With the Covid-19 pandemic changing the world, it was only a few months in to 2020 that people were calling it the worst year ever. By the middle of 2020, this meant some writing off the year, then acting as if everything would be magically back to normal in 2021.
Well, as I write this, it’s 2021 here in Australia, and if anything the situation looks worse than it did a week ago. So I wanted to share a carol I wrote for 2020 (with apologies to Christmas).
The greatest story and the greatest gift
Last week, I went along to a local church’s Christmas play. Usually, it’s just a bit of fun for the children. I expected to hear claims about the True Meaning of Christmas, and was not disappointed (my take).
However, this time the superlatives were out. The Christmas story was “The Greatest Story Ever Told”. Baby Jesus was “The Greatest Gift Ever Given”. And this was all completely free, with no strings attached.
NaBloPoMo 2019: How did it go?

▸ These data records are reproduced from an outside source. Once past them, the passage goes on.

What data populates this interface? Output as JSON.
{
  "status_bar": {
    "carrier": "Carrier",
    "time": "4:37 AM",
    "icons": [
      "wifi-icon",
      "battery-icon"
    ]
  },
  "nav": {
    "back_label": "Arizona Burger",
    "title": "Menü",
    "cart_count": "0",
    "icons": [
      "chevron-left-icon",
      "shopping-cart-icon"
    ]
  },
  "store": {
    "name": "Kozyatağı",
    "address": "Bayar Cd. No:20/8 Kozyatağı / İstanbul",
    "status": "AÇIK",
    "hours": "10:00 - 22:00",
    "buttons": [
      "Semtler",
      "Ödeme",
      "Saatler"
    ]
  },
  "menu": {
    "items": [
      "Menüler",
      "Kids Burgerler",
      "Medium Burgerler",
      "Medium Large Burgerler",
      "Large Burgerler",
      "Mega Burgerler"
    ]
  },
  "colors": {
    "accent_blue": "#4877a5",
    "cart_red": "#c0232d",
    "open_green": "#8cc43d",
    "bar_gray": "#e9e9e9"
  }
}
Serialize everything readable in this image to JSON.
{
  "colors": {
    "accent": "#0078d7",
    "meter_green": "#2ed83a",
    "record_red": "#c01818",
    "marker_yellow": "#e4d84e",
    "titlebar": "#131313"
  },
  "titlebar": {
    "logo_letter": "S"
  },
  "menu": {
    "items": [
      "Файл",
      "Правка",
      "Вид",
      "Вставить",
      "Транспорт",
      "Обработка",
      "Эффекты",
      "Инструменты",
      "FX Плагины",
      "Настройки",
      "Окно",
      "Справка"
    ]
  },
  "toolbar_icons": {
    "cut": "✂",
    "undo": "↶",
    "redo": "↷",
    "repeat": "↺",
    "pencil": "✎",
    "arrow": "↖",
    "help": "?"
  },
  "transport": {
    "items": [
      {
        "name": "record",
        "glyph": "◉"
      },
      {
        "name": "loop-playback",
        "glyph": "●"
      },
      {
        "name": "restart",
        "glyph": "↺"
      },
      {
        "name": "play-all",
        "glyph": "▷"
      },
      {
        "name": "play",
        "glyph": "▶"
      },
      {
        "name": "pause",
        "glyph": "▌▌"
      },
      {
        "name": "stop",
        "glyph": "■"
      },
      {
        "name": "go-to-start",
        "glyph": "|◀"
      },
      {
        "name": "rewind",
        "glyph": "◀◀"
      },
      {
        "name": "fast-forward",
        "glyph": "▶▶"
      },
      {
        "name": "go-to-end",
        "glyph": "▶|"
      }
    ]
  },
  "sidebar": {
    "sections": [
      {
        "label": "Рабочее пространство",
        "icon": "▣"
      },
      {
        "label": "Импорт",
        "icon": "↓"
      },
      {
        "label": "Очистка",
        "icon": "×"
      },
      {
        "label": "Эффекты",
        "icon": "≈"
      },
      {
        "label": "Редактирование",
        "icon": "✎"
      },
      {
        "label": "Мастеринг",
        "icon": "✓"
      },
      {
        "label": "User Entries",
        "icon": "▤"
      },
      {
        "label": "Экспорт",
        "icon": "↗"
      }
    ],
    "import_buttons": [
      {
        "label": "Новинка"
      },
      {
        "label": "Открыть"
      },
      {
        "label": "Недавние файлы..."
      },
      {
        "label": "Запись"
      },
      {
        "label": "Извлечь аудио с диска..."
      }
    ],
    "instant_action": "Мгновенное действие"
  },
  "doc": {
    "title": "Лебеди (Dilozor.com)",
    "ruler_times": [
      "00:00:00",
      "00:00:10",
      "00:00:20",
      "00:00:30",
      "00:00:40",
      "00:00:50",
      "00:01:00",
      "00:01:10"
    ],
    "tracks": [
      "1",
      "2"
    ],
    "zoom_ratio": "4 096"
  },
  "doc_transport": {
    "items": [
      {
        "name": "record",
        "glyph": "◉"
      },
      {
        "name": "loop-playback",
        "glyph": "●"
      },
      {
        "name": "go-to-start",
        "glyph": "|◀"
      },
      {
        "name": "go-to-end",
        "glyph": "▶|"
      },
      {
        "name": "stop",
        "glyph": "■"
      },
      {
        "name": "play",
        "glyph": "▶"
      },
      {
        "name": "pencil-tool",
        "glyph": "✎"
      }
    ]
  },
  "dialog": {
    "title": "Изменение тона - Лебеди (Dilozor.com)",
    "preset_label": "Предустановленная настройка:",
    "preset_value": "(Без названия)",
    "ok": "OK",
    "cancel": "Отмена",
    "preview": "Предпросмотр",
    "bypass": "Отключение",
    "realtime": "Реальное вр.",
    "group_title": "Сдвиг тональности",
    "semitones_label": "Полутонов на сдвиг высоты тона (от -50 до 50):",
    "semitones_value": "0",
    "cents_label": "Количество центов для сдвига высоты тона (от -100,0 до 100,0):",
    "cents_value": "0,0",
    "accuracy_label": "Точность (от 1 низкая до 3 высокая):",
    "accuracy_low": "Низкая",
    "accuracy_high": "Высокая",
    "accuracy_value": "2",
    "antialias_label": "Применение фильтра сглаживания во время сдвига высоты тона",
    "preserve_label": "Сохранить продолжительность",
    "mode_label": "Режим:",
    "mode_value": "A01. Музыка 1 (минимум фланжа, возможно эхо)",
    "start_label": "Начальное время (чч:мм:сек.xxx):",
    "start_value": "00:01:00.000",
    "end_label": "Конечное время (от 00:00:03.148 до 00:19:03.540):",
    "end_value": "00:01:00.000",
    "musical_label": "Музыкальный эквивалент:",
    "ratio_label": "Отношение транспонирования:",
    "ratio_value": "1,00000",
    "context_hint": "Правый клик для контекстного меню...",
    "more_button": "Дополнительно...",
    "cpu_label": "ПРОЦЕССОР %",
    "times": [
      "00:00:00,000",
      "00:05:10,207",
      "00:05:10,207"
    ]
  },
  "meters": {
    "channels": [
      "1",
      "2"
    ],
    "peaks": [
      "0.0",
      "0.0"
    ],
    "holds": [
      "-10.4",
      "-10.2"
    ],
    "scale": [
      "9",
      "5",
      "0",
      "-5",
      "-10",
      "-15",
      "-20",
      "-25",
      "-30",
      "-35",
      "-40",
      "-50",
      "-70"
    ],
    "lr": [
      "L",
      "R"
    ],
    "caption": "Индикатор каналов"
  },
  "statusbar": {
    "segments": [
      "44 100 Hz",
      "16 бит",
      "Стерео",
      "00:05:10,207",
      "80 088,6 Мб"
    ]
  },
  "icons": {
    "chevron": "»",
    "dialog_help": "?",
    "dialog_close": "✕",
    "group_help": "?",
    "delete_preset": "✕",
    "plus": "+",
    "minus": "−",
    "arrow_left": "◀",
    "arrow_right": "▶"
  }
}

In October, I wrote about why I didn’t want to do NaBloPoMo. However, I also set a goal for November: To publish at least five blog posts, and if possible to complete a short story I first drafted in March.
Apollo 8: When men first orbited the moon
On Christmas Eve, 1968 - fifty years ago today - the Apollo 8 went into orbit around the moon. The three astronauts inside it were the first humans to leave the direct gravitational influence of the Earth, the first to orbit the moon, and the first to look back on the entire Earth. Understandably, it has since been overshadowed by the first moon landing seven months later - but it’s still an incredibly impressive achievement.
The true meaning of Christmas
Here in Australia, it’s Christmas time. The houses sport Christmas lights, the streets have Christmas decorations, and the shops are filled with busy shoppers buying gifts or completing their Christmas preparations.
But, in among the many Christmas traditions, one religion claims to have the true meaning of Christmas: A true meaning that has little to do with all the bustle and confusion. In past years, I made this claim myself. But how does it measure up?
Compassion and the sacred texts
Last month I attended an Australian Youth Orchestra concert. It included a performance of the Compassion song cycle by Nigel Westlake and Lior Attar, which is music I would highly recommend (their album won the 2014 ARIA Best Classical Album award).
The song cycle includes Arabic and Hebrew texts on compassion, drawn from the Tanach, the Mishnah, and the Hadith. As a result, some have suggested that it could reach across barriers in the Middle East, and remind Jews and Arabs of their shared values. But that got me thinking: How much can a few brief passages really express the main message of a sacred text?
Time travel and the Easter story
In a previous post, I stated that I don’t think we have enough evidence to demonstrate the resurrection of Jesus. And I don’t think this is likely to change. I can’t imagine what additional evidence could surface that would overcome the uncertainty of such an extraordinary historical claim.
But what about if there was a way to demonstrate it, once and for all? Time travel, for example. Would you take it? And if so, what might you learn from it?
Was Jesus born in Bethlehem?
A few days ago, I discussed a positive case for the resurrection story having grown over time. There is a similar case for Jesus’ birth in Bethlehem being a later addition, though it’s a lot simpler: Only Matthew and Luke make explicit claims about Jesus being born in Bethlehem, they have completely separate stories, and prophecy gives a good reason for them to want to claim a birth in Bethlehem.